He’s certainly earned Jae-yi’s indifference and occasionally chilly treatment—as far as she knows, he’s a bumptious detective who insists on calling her agasshi when she’s a professor—BUT context matters, so I don’t think it’s fair for the omniscient viewer to judge Kwang-ho’s behavior against modern sensibilities when he literally stepped out from the ’80s. In his world, women participated in society in different ways, so a young woman studying serial killers (which, remember, didn’t even exist as a concept for him in his time) is, at the very least, an oddity which he has to find context for ihn the new world he’s coming to know.

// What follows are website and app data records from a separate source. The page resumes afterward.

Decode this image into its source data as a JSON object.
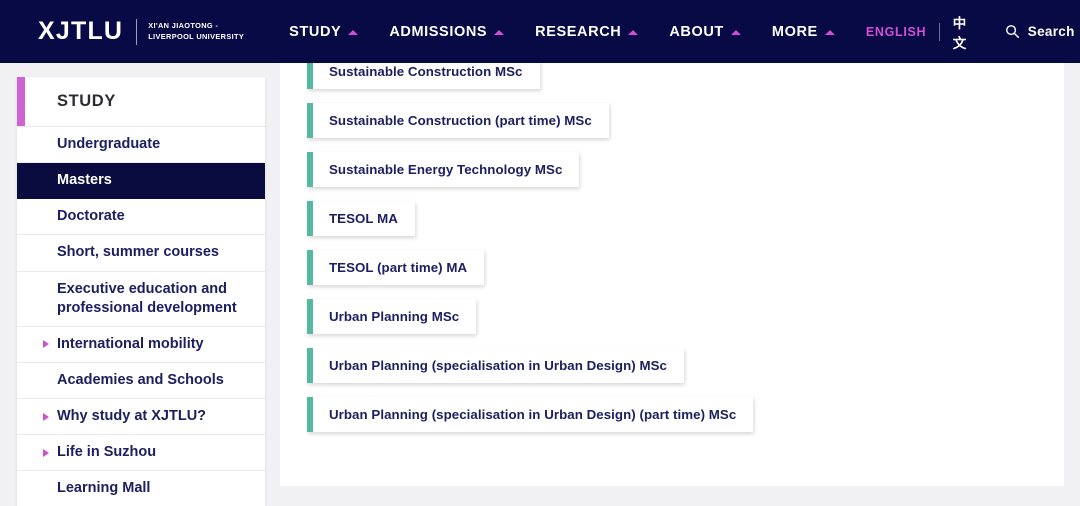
{
  "header": {
    "logo": {
      "mark": "XJTLU",
      "sub_line1": "XI'AN JIAOTONG -",
      "sub_line2": "LIVERPOOL UNIVERSITY"
    },
    "nav": [
      {
        "label": "STUDY"
      },
      {
        "label": "ADMISSIONS"
      },
      {
        "label": "RESEARCH"
      },
      {
        "label": "ABOUT"
      },
      {
        "label": "MORE"
      }
    ],
    "language": {
      "english": "ENGLISH",
      "chinese": "中文"
    },
    "search": {
      "label": "Search",
      "icon": "search-icon"
    },
    "colors": {
      "background": "#080a45",
      "accent_pink": "#cf4fd0",
      "active_language": "#d34fd6"
    }
  },
  "sidebar": {
    "title": "STUDY",
    "accent_color": "#cf63d6",
    "active_background": "#0a0b3f",
    "items": [
      {
        "label": "Undergraduate",
        "active": false,
        "has_arrow": false
      },
      {
        "label": "Masters",
        "active": true,
        "has_arrow": false
      },
      {
        "label": "Doctorate",
        "active": false,
        "has_arrow": false
      },
      {
        "label": "Short, summer courses",
        "active": false,
        "has_arrow": false
      },
      {
        "label": "Executive education and professional development",
        "active": false,
        "has_arrow": false
      },
      {
        "label": "International mobility",
        "active": false,
        "has_arrow": true
      },
      {
        "label": "Academies and Schools",
        "active": false,
        "has_arrow": false
      },
      {
        "label": "Why study at XJTLU?",
        "active": false,
        "has_arrow": true
      },
      {
        "label": "Life in Suzhou",
        "active": false,
        "has_arrow": true
      },
      {
        "label": "Learning Mall",
        "active": false,
        "has_arrow": false
      }
    ]
  },
  "main": {
    "accent_color": "#55b8a2",
    "programmes": [
      {
        "label": "Sustainable Construction MSc"
      },
      {
        "label": "Sustainable Construction (part time) MSc"
      },
      {
        "label": "Sustainable Energy Technology MSc"
      },
      {
        "label": "TESOL MA"
      },
      {
        "label": "TESOL (part time) MA"
      },
      {
        "label": "Urban Planning MSc"
      },
      {
        "label": "Urban Planning (specialisation in Urban Design) MSc"
      },
      {
        "label": "Urban Planning (specialisation in Urban Design) (part time) MSc"
      }
    ]
  }
}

I find it quite similar to his absolute inability to see Sun-jae as either superior or senior, evidenced by his persisting use of banmal with him despite the fact that as a police lieutenant, Sun-jae outranks him even in his past life.

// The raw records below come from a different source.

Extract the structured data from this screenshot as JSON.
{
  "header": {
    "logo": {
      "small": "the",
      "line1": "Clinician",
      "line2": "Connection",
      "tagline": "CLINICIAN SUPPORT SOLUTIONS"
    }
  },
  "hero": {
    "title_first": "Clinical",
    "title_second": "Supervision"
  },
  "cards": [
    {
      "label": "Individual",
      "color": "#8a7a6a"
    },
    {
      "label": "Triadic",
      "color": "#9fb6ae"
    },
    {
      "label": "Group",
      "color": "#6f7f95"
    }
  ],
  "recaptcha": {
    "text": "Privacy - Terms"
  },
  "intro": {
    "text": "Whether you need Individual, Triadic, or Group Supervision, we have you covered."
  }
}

Right now, I think he calls Jae-yi “agasshi” out of habit more than anything, but just like he quickly acknowledged Sun-jae’s skill, he also recognizes hers (especially when his matchmaking arose from his comment about how they make a great crime-fighting team!). If anything, he’s like an embarrassing dad who talks a little too candidly for comfort, and considering that he’s sure to turn out to be Jae-yi’s real dad, I find the whole dynamic hilarious and quirkily adorable. It’s genuinely fun to see Jae-yi constantly shut him down and not give him the time of day, but it’s also fun to see him completely unfazed by it. Go Dad! I really find him the model of an old-fashioned man: a little on the gruff side, but kind, with a protective instinct that sometimes makes him come off harsh. He’s also been working violent crimes for ten years, and that requires a certain amount of steel that ends up staying with you.

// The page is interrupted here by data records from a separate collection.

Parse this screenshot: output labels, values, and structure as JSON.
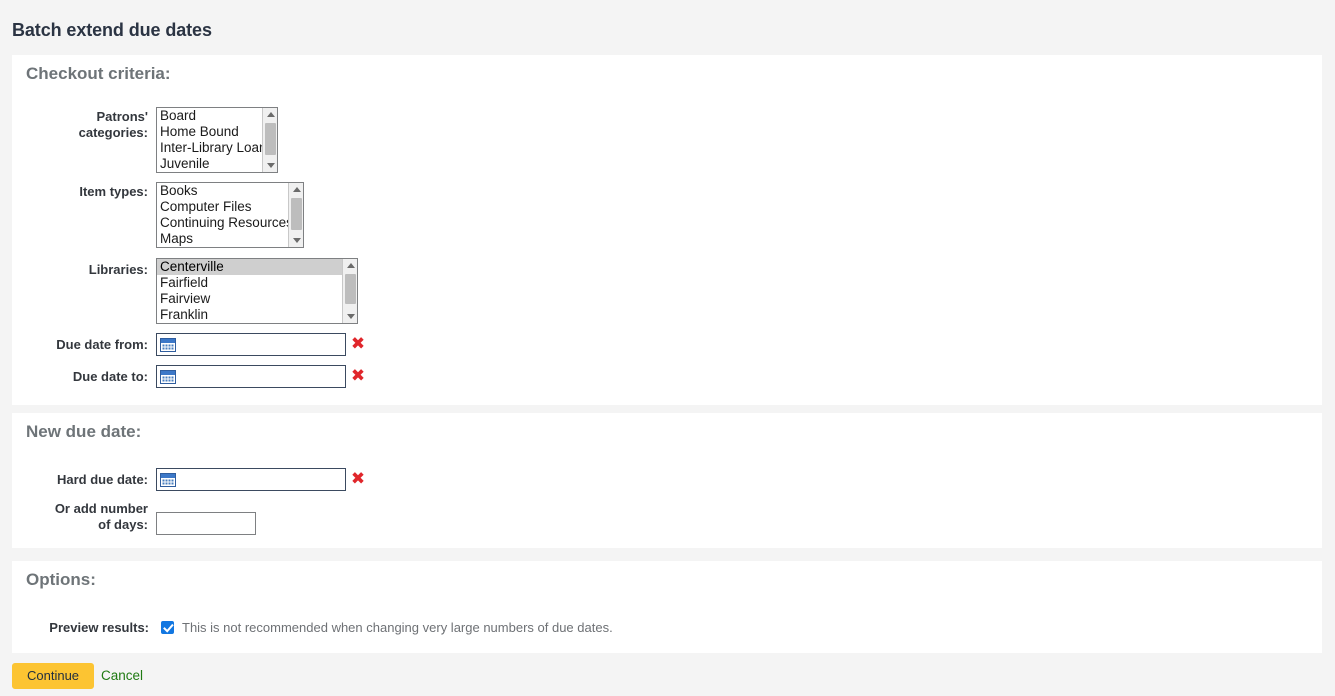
{
  "page": {
    "title": "Batch extend due dates"
  },
  "criteria": {
    "legend": "Checkout criteria:",
    "patron_categories": {
      "label": "Patrons' categories:",
      "options": [
        "Board",
        "Home Bound",
        "Inter-Library Loan",
        "Juvenile"
      ]
    },
    "item_types": {
      "label": "Item types:",
      "options": [
        "Books",
        "Computer Files",
        "Continuing Resources",
        "Maps"
      ]
    },
    "libraries": {
      "label": "Libraries:",
      "options": [
        "Centerville",
        "Fairfield",
        "Fairview",
        "Franklin"
      ],
      "selected": "Centerville"
    },
    "due_date_from": {
      "label": "Due date from:",
      "value": "",
      "placeholder": "",
      "calendar_icon": "calendar-icon",
      "clear_icon": "clear-x-icon"
    },
    "due_date_to": {
      "label": "Due date to:",
      "value": "",
      "placeholder": "",
      "calendar_icon": "calendar-icon",
      "clear_icon": "clear-x-icon"
    }
  },
  "new_due_date": {
    "legend": "New due date:",
    "hard_due_date": {
      "label": "Hard due date:",
      "value": "",
      "placeholder": "",
      "calendar_icon": "calendar-icon",
      "clear_icon": "clear-x-icon"
    },
    "add_days": {
      "label_line1": "Or add number",
      "label_line2": "of days:",
      "value": "",
      "placeholder": ""
    }
  },
  "options": {
    "legend": "Options:",
    "preview_results": {
      "label": "Preview results:",
      "checked": true,
      "hint": "This is not recommended when changing very large numbers of due dates."
    }
  },
  "footer": {
    "continue_label": "Continue",
    "cancel_label": "Cancel"
  },
  "colors": {
    "page_background": "#f4f4f4",
    "panel_background": "#ffffff",
    "title_text": "#2b3443",
    "legend_text": "#6e7478",
    "label_text": "#33373d",
    "accent_button": "#fcc432",
    "cancel_link": "#1f7a12",
    "clear_icon": "#e0262b",
    "checkbox_checked": "#1277e1",
    "listbox_selected": "#cfcfcf",
    "hint_text": "#6e7175"
  }
}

As for where the story went this hour, Young Kwang-ho’s last moves raise a lot of new (and thrilling) questions. I feel certain that the man he was looking for in the end was actually our Kwang-ho, but like our team, my big question is, just how did he know about the cases from thirty years ago? What is his relationship to our team? If he’s not connected to them, then who is he connected to? I briefly considered that he could perhaps be Yeon-sook’s second child with another man, but that doesn’t fit her character.
Though it saddens me, I think the chances that Yeon-sook is still alive in 2016 are very slim. She would never abandon her baby, and she strikes me the kind of person who would hold out hope to the very end that Kwang-ho would come back, and so stay right where he left her. If she’s not there, it means something happened. And of course, if we’re assuming Jae-yi is her daughter, we know she was adopted at the age of six. Since it’s been heavily foreshadowed, my guess is that Jae-yi’s parentage will be revealed very soon. This show handles some of its timing really masterfully, such as the many reveals this episode, but its central character ones are a little clumsier, which saps the tension a little. Nevertheless, I’m staying right here with my tea and biscuits, ready for whatever Tunnel wants to throw at me next.
- Tunnel: Episode 1
- Mysterious dots and missing bodies in OCN’s Tunnel teaser
- Choi Jin-hyuk runs like crazy to solve a serial murder case in Tunnel
- Time-slipping to catch a killer in OCN’s Tunnel
- Choi Jin-hyuk pursues hooded man from past to future in Tunnel
- Vixx’s N joins OCN’s Tunnel as young police officer
- Past detective Choi Jin-hyuk emerges from time-traveling Tunnel
- Yoon Hyun-min, Choi Jin-hyuk form detective duo for OCN’s Tunnel
- OCN’s Tunnel courts Choi Jin-hyuk, Lee Yoo-young to star